There was Saquon Barkley, who entered knowing his carries would be limited just a game from an almost certain NFL future. But he, like always, made the most of his chances, ripping off a 92-yard touchdown run that highlighted his speed, shiftiness and power. It looked easy, and aside from a short field touchdown following a turnover and a trick play setting up a touchdown, Washington looked nothing like a once playoff hopeful. By the time the half concluded the Huskies had stumbled to 136 yards of offense ans the Nittany Lions racked up 367 to their name with relative ease.
And then there was the second half.
It could have been the Rose Bowl yet again, an emotional roller-coaster, and a lead squandered. Washington tried to make it that game, driving down the field to open the second half and scoring to cut the lead to just seven points.
Suddenly it was a game. Penn State had played well in the first halves against good teams before, the second though, a very different animal.
But not today. The Nittany Lions responding right back, a looping pass to DaeSean Hamilton giving him his second of the game and Penn State a 35-21 lead to go with it.
15 minutes to go.
All the way down to seven minutes, everything seemed fine. Then it became shades of the Rose Bowl, shades of Ohio State. A 69-yard run by Myles Gaskin cutting it to just 35-28.
So Penn State would have to face its biggest demon, a late game lead having to kill the clock, having to find a way to finish what it started.
First down, a two-yard run by McSorley.
Second, a shovel-pass to Mike Gesicki for just a yard.

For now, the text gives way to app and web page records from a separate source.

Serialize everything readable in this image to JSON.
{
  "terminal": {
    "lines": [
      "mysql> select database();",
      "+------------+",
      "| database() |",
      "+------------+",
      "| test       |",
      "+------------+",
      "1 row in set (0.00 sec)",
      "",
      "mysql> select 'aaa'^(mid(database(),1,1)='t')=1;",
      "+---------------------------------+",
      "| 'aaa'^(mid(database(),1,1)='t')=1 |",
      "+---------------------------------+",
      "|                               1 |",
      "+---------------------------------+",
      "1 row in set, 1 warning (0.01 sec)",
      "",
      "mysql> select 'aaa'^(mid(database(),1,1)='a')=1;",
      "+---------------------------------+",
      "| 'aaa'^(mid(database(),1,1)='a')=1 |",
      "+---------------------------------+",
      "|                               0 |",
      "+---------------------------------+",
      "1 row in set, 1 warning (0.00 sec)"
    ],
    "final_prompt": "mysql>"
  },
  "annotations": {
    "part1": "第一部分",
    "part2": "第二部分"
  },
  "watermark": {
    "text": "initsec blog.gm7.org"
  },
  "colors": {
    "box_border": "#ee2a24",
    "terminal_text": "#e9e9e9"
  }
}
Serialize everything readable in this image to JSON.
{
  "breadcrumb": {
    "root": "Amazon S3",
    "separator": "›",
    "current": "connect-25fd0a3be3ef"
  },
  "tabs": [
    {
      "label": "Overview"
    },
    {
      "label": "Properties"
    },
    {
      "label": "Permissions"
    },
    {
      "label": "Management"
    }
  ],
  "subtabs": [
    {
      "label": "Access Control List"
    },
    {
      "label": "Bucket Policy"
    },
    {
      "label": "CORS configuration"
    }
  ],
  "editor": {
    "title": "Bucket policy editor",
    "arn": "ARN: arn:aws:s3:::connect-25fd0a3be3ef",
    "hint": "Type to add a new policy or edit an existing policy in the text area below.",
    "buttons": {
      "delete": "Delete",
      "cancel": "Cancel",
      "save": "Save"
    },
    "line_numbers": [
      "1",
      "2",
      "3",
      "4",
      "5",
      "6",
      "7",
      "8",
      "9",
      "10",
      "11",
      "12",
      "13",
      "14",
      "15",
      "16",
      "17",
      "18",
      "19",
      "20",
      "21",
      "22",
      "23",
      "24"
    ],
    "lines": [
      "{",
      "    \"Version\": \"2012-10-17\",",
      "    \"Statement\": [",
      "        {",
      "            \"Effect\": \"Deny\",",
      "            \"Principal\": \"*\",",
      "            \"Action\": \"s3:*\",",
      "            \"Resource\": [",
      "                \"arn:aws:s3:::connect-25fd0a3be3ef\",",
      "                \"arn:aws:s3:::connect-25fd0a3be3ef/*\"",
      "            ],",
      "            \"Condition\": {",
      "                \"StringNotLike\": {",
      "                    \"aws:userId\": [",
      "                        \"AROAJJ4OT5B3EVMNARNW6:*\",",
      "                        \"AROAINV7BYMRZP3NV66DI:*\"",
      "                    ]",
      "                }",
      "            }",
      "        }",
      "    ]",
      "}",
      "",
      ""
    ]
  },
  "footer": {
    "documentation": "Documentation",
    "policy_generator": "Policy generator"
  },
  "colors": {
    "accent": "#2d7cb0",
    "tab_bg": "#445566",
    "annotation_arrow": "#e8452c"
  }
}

So as quickly as the game seemingly turned into a Penn State blowout the Nittany Lions found themselves facing that enemy once again, a short yardage situation, the game seemingly on the line.
And Saquon Barkley pounded it up the middle. First down.
From there the grind continued until a third-and-eight reared its head with just under two minutes to play. McSorley dropped back, stepped up past pressure and launched a 14-yard strike to DaeSean Hamilton.
When it was all said and done Tyler Davis would miss a 45-yard field goal with 34 seconds to go, but the damage was done, Washington had little time, a long field and no timeouts. Three straight incomplete passes set up a long fourth down that ended with an intercepted lateral on fourth down.
With five seconds to play, a kneel by McSorley did the rest.
And Penn State won. A team that had come up short finally, in its final moments, did what it had always failed to do before.
It finished the job.